▸ **Assignment**
Search the entries below. Return every line that has "code" in it.

(Data for analysis begins)

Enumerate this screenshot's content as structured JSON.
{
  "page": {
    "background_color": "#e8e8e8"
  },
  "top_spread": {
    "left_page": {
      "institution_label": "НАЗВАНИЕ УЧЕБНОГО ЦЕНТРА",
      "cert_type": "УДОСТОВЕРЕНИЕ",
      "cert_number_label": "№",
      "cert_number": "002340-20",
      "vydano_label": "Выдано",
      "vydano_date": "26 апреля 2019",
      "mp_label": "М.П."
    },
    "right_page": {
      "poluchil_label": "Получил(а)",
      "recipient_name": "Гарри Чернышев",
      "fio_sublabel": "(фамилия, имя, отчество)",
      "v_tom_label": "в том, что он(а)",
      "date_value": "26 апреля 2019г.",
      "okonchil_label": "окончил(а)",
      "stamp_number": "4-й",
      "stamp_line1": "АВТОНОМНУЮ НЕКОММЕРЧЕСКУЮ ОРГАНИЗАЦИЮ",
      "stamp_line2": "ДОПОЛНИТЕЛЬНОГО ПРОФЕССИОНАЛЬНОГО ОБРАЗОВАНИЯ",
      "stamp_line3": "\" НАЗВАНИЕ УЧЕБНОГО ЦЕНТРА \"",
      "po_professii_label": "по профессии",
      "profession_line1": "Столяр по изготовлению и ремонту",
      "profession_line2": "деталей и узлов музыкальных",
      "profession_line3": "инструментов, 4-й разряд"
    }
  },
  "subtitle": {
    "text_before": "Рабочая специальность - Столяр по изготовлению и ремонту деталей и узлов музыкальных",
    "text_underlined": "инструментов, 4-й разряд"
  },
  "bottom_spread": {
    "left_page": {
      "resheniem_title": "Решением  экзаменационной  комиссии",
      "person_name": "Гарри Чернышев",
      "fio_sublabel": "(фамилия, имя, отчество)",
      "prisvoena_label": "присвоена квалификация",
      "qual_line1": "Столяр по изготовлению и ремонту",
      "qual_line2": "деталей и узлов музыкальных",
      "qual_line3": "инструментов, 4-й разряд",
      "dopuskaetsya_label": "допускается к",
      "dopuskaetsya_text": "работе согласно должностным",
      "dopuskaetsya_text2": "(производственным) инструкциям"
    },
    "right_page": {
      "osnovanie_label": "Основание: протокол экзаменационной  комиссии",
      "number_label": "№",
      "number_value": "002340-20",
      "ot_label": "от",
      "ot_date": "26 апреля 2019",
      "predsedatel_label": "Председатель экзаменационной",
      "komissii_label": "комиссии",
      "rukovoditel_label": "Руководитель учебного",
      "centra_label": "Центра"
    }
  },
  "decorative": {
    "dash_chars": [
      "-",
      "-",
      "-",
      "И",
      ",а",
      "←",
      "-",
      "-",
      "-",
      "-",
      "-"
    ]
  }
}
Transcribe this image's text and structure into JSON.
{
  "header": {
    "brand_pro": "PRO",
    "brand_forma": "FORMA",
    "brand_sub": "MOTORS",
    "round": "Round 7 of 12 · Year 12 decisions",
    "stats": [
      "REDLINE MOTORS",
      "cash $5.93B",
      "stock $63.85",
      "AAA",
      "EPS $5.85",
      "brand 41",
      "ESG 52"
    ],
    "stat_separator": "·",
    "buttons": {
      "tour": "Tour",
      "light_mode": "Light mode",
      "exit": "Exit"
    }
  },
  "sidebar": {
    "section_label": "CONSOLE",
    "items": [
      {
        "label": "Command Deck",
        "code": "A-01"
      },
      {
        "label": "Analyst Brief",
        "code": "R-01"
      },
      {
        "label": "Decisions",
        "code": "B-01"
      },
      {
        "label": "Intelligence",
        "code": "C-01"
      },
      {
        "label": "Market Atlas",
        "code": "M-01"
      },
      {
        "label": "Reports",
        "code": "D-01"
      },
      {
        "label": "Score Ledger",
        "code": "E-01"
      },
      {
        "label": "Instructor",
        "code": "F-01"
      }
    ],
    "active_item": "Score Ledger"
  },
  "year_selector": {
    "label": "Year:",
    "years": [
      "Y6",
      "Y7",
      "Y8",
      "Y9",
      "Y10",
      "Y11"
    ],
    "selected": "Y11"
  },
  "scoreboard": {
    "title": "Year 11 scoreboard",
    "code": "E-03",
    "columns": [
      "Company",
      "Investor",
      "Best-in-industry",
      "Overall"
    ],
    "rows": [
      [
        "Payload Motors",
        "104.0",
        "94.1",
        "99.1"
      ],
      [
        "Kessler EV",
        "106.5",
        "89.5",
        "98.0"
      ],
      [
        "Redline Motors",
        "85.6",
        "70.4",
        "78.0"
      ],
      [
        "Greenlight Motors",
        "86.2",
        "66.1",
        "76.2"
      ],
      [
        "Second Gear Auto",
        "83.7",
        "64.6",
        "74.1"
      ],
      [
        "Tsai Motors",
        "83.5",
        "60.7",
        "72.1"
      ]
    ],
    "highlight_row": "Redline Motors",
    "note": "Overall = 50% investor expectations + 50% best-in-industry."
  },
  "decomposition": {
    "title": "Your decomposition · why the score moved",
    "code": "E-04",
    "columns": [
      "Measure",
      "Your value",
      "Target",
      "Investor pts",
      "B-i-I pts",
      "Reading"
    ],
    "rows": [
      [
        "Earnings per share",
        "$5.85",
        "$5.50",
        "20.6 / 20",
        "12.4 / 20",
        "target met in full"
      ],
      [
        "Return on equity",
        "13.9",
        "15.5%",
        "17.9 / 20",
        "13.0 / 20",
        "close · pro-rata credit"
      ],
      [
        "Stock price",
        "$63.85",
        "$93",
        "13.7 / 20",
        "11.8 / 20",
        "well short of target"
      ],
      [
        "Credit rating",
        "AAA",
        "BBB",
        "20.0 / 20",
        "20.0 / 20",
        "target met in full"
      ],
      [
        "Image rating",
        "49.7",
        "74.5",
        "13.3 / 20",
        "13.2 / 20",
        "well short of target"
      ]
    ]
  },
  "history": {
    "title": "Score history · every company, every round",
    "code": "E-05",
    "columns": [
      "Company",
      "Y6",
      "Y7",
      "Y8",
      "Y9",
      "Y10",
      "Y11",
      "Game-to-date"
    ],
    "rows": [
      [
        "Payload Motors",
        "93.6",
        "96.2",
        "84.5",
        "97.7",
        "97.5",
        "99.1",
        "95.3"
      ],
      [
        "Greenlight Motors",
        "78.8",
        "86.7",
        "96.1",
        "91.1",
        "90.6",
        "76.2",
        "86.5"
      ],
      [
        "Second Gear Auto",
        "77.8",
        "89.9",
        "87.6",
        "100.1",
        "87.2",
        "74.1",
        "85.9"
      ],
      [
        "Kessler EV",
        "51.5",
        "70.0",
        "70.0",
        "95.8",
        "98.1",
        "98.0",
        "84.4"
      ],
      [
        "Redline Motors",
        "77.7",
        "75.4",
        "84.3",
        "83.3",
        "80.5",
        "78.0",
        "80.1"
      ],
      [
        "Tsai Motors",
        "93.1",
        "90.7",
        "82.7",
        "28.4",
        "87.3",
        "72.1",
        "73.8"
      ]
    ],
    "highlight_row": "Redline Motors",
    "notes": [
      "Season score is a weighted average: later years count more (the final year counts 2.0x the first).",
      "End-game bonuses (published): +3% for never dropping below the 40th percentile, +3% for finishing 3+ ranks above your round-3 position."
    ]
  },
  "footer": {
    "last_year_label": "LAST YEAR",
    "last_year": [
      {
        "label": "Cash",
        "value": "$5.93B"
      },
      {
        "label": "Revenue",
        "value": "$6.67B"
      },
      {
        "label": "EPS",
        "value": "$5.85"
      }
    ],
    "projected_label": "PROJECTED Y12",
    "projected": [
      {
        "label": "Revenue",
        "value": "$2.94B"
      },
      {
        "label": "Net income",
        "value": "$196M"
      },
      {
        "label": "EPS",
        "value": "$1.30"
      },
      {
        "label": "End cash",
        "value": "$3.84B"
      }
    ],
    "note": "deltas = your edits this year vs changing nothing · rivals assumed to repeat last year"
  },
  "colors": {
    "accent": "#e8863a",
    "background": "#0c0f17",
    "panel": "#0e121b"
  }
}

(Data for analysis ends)

▸ **Written answer**
        "code": "A-01"
        "code": "R-01"
        "code": "B-01"
        "code": "C-01"
        "code": "M-01"
        "code": "D-01"
        "code": "E-01"
        "code": "F-01"
    "code": "E-03",
    "code": "E-04",
    "code": "E-05",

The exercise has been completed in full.